And it warms the cockles of our hearts at the thought that each year someone, somewhere can admit the wanderer.
There is also a tradition that says that number of participants of Christmas Eve supper should be an even number. That would mean the well-being for everyone during the next year. The most avoided number was of course 13 which is acclaimed as an unlucky number. Judas was thirteenth during the Last Supper. Since that episode came the superstition that if we have odd number of supper participants the first who stand up after the finished meal will die. People were so afraid about that so when they really had odd numbers they invited the service at the table. In the poorer homes they admitted a beggar.
4. Christmas Tree
Originally that should be a fir-tree however presently less orthodox allow also spruce and pine trees. The symbol of the Christmassy tree is unclear. One says that is a representation of lost by humanity (because of Adam and Eve) the tree of life. That is why in the past we hang the apples instead the glass balls which are popular nowadays. Second, more and more popular theory says that the green tree is a symbol of Jesus who is mind you a resource of life.
At the top there should be a star which is of course a symbol of the Star of Bethlehem that guided three kings to the stable where Christ was born. Angels hang at the twig supposed to care about home, chains were the symbols of sin and lights meant the Saviour who was the light for pagans.

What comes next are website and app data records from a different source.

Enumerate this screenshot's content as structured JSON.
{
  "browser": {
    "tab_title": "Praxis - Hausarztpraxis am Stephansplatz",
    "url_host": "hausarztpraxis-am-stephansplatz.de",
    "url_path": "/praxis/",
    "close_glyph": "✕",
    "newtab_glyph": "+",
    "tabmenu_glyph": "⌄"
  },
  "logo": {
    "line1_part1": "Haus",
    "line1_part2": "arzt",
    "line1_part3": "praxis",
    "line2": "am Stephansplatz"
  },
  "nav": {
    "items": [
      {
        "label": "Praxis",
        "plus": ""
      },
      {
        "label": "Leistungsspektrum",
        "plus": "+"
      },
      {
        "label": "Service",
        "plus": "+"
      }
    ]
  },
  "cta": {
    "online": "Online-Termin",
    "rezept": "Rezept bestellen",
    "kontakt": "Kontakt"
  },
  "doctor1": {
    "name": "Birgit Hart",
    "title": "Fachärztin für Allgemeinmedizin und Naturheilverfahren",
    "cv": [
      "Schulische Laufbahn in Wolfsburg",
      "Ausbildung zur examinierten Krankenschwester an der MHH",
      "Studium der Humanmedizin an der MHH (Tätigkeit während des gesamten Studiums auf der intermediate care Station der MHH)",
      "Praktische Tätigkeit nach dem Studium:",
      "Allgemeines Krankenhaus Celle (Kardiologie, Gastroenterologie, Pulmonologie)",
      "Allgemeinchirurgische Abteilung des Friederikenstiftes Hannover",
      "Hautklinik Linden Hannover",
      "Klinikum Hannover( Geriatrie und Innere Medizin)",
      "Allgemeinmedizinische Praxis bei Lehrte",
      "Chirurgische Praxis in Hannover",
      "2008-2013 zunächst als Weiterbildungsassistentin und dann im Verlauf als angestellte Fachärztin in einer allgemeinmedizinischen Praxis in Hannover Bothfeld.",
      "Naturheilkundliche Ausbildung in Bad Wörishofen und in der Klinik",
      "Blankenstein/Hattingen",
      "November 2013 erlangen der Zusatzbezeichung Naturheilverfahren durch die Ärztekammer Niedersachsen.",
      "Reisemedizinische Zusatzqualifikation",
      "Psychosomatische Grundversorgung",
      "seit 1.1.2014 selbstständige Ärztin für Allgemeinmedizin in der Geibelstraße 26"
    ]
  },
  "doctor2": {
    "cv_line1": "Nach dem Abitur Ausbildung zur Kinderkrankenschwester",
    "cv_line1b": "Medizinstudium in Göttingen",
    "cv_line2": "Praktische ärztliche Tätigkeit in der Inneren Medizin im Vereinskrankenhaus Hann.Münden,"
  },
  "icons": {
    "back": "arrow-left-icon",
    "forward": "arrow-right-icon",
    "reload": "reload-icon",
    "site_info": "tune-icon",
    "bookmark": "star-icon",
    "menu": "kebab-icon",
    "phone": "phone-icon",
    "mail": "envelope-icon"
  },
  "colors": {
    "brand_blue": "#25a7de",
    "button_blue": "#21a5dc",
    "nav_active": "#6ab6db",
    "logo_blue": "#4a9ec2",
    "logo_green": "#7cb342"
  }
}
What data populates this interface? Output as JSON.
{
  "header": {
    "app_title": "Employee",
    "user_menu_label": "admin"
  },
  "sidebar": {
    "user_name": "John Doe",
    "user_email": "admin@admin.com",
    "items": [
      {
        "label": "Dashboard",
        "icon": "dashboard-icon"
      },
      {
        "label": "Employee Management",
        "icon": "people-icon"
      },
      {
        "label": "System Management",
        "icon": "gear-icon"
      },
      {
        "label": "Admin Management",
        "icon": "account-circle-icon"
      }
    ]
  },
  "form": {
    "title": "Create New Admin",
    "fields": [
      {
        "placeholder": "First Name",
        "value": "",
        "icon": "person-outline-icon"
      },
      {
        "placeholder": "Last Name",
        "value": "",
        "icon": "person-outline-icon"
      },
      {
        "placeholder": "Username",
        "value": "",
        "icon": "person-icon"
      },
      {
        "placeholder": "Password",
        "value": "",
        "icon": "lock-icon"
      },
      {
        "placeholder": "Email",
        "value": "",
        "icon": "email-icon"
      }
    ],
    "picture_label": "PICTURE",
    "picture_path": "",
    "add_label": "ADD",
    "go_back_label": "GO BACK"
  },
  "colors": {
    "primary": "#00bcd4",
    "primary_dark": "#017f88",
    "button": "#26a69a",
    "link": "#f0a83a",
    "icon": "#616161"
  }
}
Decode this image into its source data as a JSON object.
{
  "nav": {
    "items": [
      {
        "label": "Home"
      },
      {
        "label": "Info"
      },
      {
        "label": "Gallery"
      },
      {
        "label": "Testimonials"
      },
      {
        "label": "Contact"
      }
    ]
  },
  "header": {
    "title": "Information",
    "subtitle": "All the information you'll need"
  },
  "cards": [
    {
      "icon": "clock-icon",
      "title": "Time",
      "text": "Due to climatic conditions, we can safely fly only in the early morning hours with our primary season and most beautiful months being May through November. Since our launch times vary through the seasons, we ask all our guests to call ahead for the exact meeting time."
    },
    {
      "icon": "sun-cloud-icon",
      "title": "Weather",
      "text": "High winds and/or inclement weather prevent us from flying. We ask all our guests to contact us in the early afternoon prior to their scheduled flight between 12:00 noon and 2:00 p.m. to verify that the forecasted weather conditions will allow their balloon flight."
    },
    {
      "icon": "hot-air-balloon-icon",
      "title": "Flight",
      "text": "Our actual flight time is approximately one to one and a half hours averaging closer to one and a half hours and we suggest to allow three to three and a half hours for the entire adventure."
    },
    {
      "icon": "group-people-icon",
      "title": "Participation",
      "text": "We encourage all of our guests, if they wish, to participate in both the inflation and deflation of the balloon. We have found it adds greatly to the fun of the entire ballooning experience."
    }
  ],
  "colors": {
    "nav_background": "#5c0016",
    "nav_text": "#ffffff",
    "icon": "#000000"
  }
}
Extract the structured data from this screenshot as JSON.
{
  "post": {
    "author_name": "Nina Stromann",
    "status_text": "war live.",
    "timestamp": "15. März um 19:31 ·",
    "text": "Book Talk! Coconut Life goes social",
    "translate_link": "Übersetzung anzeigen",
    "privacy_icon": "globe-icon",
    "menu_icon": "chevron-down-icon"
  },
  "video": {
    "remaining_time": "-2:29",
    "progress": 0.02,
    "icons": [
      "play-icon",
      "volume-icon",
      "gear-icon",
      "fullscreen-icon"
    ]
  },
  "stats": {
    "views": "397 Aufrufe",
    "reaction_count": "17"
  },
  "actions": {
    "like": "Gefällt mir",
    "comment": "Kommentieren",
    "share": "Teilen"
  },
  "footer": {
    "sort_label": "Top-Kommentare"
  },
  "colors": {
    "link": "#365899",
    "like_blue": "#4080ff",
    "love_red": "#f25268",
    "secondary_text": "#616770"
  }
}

5. First star
We can start the Christmas Eve supper when we find a first star at the sky. Star is another name of Christmas. Santa Claus has stars when he give gifts and in Greater Poland he is replaced by Santa Clause called “Gwiazdor” (from: Gwiazda – Star). All of that is of course a symbol of mentioned before Star of Bethlehem. That was the star that guided three kings to the stable where Christ was born. And that is the star that should tell us that it’s high time to start the most important supper during the year. Other words the star guides us to the table.
6. Evangel reading
The Christmas Eve supper in most Polish homes starts with reading the fragment of the gospel according to Saint Matthew or Luke about Nativity. The one who is reading is the oldest member of the family or the youngest reading child. Both versions are in use. That should remind us what is the reason we celebrate (which is not collecting the presents!) and also fill us with humility towards the fact that Saviour was born in poverty.
To be continued...